#### Exercise details:
Please repeat the entries below exactly as written, leaving out any images.

** Opening Data block **

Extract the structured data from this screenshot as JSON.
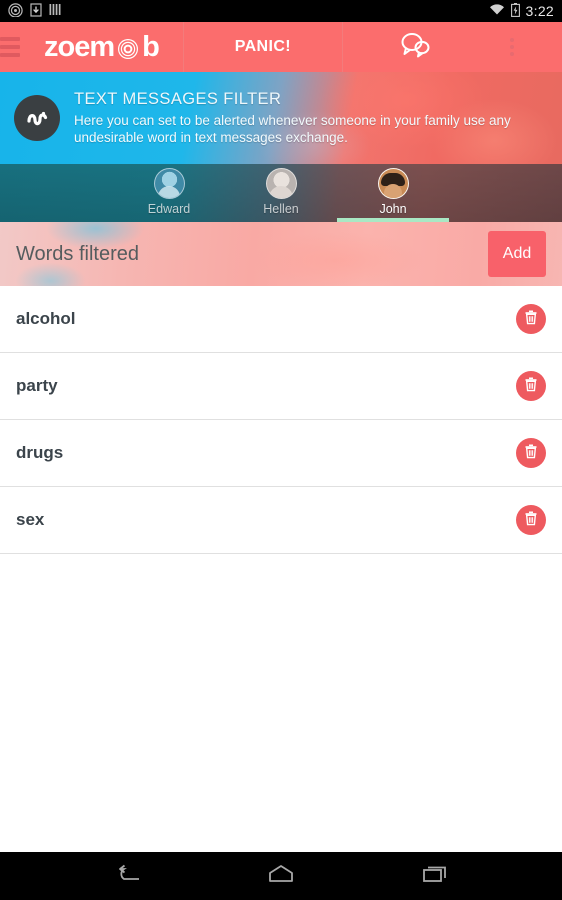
{
  "statusbar": {
    "time": "3:22",
    "left_icons": [
      "radar-icon",
      "download-icon",
      "signal-bars-icon"
    ],
    "right_icons": [
      "wifi-icon",
      "battery-charging-icon"
    ]
  },
  "appbar": {
    "menu_icon": "hamburger-menu-icon",
    "logo_text_start": "zoem",
    "logo_text_end": "b",
    "logo_mark": "target-icon",
    "panic_label": "PANIC!",
    "chat_icon": "chat-bubbles-icon",
    "overflow_icon": "overflow-menu-icon",
    "background_color": "#fb6d6d"
  },
  "banner": {
    "icon": "squiggle-message-icon",
    "title": "TEXT MESSAGES FILTER",
    "description": "Here you can set to be alerted whenever someone in your family use any undesirable word in text messages exchange."
  },
  "profile_tabs": {
    "items": [
      {
        "name": "Edward",
        "avatar": "avatar-edward",
        "selected": false
      },
      {
        "name": "Hellen",
        "avatar": "avatar-hellen",
        "selected": false
      },
      {
        "name": "John",
        "avatar": "avatar-john",
        "selected": true
      }
    ],
    "active_underline_color": "#a9e8c4"
  },
  "section": {
    "title": "Words filtered",
    "add_label": "Add",
    "add_color": "#f8616a"
  },
  "word_list": {
    "delete_icon": "trash-icon",
    "delete_color": "#ee5a5f",
    "items": [
      {
        "word": "alcohol"
      },
      {
        "word": "party"
      },
      {
        "word": "drugs"
      },
      {
        "word": "sex"
      }
    ]
  },
  "navbar": {
    "back_icon": "back-arrow-icon",
    "home_icon": "home-icon",
    "recents_icon": "recents-icon"
  }
}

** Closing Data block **

#### Output for this exercise:
Extract the structured data from this screenshot as JSON.
{
  "statusbar": {
    "time": "3:22",
    "left_icons": [
      "radar-icon",
      "download-icon",
      "signal-bars-icon"
    ],
    "right_icons": [
      "wifi-icon",
      "battery-charging-icon"
    ]
  },
  "appbar": {
    "menu_icon": "hamburger-menu-icon",
    "logo_text_start": "zoem",
    "logo_text_end": "b",
    "logo_mark": "target-icon",
    "panic_label": "PANIC!",
    "chat_icon": "chat-bubbles-icon",
    "overflow_icon": "overflow-menu-icon",
    "background_color": "#fb6d6d"
  },
  "banner": {
    "icon": "squiggle-message-icon",
    "title": "TEXT MESSAGES FILTER",
    "description": "Here you can set to be alerted whenever someone in your family use any undesirable word in text messages exchange."
  },
  "profile_tabs": {
    "items": [
      {
        "name": "Edward",
        "avatar": "avatar-edward",
        "selected": false
      },
      {
        "name": "Hellen",
        "avatar": "avatar-hellen",
        "selected": false
      },
      {
        "name": "John",
        "avatar": "avatar-john",
        "selected": true
      }
    ],
    "active_underline_color": "#a9e8c4"
  },
  "section": {
    "title": "Words filtered",
    "add_label": "Add",
    "add_color": "#f8616a"
  },
  "word_list": {
    "delete_icon": "trash-icon",
    "delete_color": "#ee5a5f",
    "items": [
      {
        "word": "alcohol"
      },
      {
        "word": "party"
      },
      {
        "word": "drugs"
      },
      {
        "word": "sex"
      }
    ]
  },
  "navbar": {
    "back_icon": "back-arrow-icon",
    "home_icon": "home-icon",
    "recents_icon": "recents-icon"
  }
}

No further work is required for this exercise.